Whether from a spiritual or secular perspective, we're pretty much balls of energy colliding into each another the universe. You may have heard "people come into your life for a reason"? Well, I'd argue that that's too much a romantic notion. Perhaps we're simply fortunate to be able to connect at all; to grow within and by our relationships; to know that in the space between two human beings we can find support and understanding, hope and love. It's a powerful privilege and responsibility, which makes disregarding it so hurtful.
My roommate hosted a viewing party for 13th—a chillingly powerful documentary by Ava DuVernay—a few weeks ago. The premise was based at the cross-section of slavery, our criminal justice system, and the evolving yet all the while inaccurate and negative characterization of African Americans... mostly by white men in power, and then reiterated by everyone else. Much of the film is disturbing in its familiar truth; and it is so well done. I highly recommend you seek out 13th on Netflix if you haven't already.

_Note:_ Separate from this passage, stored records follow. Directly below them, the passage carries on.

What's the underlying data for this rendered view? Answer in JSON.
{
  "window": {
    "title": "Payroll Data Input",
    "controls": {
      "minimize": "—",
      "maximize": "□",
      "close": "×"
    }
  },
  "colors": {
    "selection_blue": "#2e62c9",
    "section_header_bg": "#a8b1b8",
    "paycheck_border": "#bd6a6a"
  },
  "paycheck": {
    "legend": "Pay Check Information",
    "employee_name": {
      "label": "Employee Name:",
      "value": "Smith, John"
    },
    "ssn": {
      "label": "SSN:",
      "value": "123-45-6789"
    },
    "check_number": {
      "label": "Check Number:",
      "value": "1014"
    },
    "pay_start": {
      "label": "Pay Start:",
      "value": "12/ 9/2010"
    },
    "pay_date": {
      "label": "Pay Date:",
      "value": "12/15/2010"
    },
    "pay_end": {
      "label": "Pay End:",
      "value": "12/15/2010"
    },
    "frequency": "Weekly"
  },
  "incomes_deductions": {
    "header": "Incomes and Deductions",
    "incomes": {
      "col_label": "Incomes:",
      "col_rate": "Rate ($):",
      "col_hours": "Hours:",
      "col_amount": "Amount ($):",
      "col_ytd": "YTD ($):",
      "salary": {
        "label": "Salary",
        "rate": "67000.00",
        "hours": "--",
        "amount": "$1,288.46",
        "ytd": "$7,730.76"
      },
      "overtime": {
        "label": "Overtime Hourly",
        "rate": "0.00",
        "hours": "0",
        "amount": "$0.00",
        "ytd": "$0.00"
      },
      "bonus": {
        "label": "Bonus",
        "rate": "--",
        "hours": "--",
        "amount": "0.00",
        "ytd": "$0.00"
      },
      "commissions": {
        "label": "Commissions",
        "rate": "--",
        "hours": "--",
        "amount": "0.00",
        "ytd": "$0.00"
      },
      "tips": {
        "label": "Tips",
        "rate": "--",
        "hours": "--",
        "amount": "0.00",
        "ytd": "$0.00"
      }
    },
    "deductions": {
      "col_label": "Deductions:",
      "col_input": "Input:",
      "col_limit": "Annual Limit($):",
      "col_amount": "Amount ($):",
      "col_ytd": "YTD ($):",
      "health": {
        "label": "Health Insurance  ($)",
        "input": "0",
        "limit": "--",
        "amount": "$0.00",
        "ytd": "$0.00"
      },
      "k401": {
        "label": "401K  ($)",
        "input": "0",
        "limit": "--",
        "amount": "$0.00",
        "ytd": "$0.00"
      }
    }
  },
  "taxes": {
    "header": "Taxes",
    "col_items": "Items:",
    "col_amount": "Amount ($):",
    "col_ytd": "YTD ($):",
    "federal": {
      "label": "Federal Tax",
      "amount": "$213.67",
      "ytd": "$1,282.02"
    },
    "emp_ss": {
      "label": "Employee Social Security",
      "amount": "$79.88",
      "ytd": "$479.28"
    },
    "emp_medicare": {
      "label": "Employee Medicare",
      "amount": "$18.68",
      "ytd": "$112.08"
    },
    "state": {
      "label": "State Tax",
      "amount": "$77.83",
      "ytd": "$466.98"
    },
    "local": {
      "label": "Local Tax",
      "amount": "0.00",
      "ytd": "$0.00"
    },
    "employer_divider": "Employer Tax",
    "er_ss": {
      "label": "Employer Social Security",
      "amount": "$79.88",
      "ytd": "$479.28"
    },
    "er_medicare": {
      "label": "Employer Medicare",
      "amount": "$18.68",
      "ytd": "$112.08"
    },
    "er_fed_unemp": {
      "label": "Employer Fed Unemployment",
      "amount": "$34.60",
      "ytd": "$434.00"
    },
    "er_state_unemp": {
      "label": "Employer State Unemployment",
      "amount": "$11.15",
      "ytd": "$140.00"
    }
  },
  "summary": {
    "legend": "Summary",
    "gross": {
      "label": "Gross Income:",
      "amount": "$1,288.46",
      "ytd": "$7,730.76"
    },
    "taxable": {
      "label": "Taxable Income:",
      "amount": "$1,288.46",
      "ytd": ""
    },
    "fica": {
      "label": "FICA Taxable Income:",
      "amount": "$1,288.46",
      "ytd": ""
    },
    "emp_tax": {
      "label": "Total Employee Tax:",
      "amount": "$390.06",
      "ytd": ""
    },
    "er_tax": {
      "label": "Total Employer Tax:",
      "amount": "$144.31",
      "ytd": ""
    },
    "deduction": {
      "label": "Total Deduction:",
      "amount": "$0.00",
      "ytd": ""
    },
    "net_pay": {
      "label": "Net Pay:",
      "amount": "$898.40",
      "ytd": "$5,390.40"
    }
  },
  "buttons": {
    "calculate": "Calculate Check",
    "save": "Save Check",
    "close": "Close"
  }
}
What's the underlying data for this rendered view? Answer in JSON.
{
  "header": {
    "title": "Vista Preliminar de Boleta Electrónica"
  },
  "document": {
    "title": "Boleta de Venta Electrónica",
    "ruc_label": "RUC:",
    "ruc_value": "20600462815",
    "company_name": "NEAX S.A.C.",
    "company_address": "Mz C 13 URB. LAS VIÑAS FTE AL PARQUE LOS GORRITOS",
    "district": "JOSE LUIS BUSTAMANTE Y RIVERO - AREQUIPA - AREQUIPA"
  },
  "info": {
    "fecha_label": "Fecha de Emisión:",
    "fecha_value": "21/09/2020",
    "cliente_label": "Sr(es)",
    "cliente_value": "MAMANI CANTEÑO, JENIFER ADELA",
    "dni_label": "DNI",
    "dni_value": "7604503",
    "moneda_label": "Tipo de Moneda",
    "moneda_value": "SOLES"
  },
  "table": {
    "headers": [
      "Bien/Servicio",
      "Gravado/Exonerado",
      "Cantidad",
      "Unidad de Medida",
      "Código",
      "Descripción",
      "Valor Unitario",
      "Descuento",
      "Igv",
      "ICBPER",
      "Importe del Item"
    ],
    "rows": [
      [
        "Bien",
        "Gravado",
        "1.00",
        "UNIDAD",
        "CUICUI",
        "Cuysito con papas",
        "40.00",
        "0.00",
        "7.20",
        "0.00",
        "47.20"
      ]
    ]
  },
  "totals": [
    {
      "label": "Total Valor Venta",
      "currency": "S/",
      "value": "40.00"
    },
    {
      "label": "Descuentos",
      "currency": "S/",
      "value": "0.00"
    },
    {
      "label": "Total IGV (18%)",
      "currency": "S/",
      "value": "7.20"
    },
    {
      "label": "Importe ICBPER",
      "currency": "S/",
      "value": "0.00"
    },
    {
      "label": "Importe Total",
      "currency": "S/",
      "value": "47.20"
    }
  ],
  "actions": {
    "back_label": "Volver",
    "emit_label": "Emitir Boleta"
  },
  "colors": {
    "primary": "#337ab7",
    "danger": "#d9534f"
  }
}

As you may be able to infer, I was heartbroken by the presidential election results. Those hateful comments and ignorant policies had been embraced, or worse yet, overlooked; and so much of who I am and what I believe in felt under attack. How, after all this time and progress, did we still live in a world of bigotry, racism, sexism, and bullying? And yet we do. Inequality and resentment are rampant. I imagine it's awfully appealing to find comfort in prejudice. There's just something about having someone else, the Other to blame.
So, what now? Dave Chapelle encouraged us to give him a chance, John Oliver reminded us that accepting our democratic process should not equate to normalizing his behavior, but what I find to be the most encouraging advice is to counteract with more not less support for each another—listen; stay engaged; give more kindness, empathy, time/money to places like Planned Parenthood, the Center for Reproductive Rights and the International Women's Health Coalition; the NRDC; the International Refugee Assistance Project and IRC; the NAACP, Southern Poverty Law Center, and ACLUThe Trevor ProjectMALDEF and American Friends Service Committee; the Anti-Defamation LeagueFacing History and Ourselves. (More to add? Please comments below.)
It has been a lovely fall season (in New York especially—see above!), and Thanksgiving is coming up quickly, and I'm blogging from Europe where I'll soon be visiting my brother and reconnecting with friends. Let us please take stock of our blessings now and exercise our individual agency to promote good in this world through thought and spoken word and movement. It is as much our privilege as it is our responsibility. As far as I can tell, we need each other more than ever before.